PHP is integral to WordPress, but that doesn’t mean that WordPress uses PHP well. Many people have argued that the implementation of PHP in WordPress is somewhat inefficient and outdated, with limited use of valuable new features within the language. This goes doubly for WordPress plugins, which can go months or even years without an update, making them inefficient and prone to security issues.
There’s nothing stopping developers from building great WordPress sites with good practices, strong plugin architectures, and object-oriented programming. But some of the issues in WordPress core encourage developers to create plugins and sites that replicate them, rather than addressing them.
The popularity of WordPress also means that there are more low-quality, entry-level developers for WordPress than with niche, specialised CMSs, which can give it and PHP a bad name.
The important thing to note is that there’s nothing fundamentally wrong with PHP, or indeed with WordPress. Both have their quirks, and some developers dislike the latter, but both are powerful platforms for quick, reactive, good-looking websites.
Building one of these sites means using custom code and limited plugins to build on top of the foundations WordPress provides you – and you can’t do this without a fundamental understanding of PHP.
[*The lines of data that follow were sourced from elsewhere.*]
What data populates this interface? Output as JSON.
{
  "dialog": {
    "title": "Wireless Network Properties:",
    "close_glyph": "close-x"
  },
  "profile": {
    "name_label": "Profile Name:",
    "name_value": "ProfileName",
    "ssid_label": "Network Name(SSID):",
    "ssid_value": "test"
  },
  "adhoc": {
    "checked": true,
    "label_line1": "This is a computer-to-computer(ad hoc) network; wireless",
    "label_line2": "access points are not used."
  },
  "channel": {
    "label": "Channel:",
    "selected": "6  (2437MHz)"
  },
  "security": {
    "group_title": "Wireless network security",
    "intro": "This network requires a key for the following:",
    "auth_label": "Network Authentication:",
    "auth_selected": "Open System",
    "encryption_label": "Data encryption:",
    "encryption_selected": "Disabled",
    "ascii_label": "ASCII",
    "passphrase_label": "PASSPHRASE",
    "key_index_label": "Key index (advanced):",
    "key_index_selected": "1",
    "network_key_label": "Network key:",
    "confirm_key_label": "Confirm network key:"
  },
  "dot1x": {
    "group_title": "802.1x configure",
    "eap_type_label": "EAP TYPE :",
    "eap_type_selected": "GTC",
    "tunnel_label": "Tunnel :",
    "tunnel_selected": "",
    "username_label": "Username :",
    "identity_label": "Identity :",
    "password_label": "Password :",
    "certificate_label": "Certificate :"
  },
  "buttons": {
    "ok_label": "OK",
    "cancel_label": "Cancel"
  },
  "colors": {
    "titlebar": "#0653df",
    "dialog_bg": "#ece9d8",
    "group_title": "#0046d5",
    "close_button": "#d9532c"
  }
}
Moreover, a good grasp on PHP has other applications. Two competing CMSs – Joomla and Drupal – use PHP, as does the increasingly popular web app framework Laravel. Any PHP work you do in WordPress will set you up to work on different platforms, which some people actually find easier to develop for.
If you can create a great WordPress site or plugin in PHP, you should have the capability to transition to other CMSs, broadening your portfolio.
PHP is at the literal core of WordPress, and drives the intuitive back-end UI and glossy front ends that users have become accustomed to. However, the long legacy of WordPress’ development and its popularity means that its implementation of PHP isn’t always as clean and comprehensive as it could be.
WordPress’ core can be slow to integrate new features of PHP, and its idiosyncrasies often make their way into plugins, which can lead to bad coding practices.
Perhaps the most important advice we can offer with PHP in WordPress is to rely on your own skill in the language, using WordPress as a platform for your own work. By limiting the number of plugins you use, creating your own custom PHP, and preventing sites from becoming too bloated, you can harness the benefits of WordPress from a user-familiarity perspective, and develop a responsive and beautiful website.
Further reading: Questions to ask a WordPress hosting provider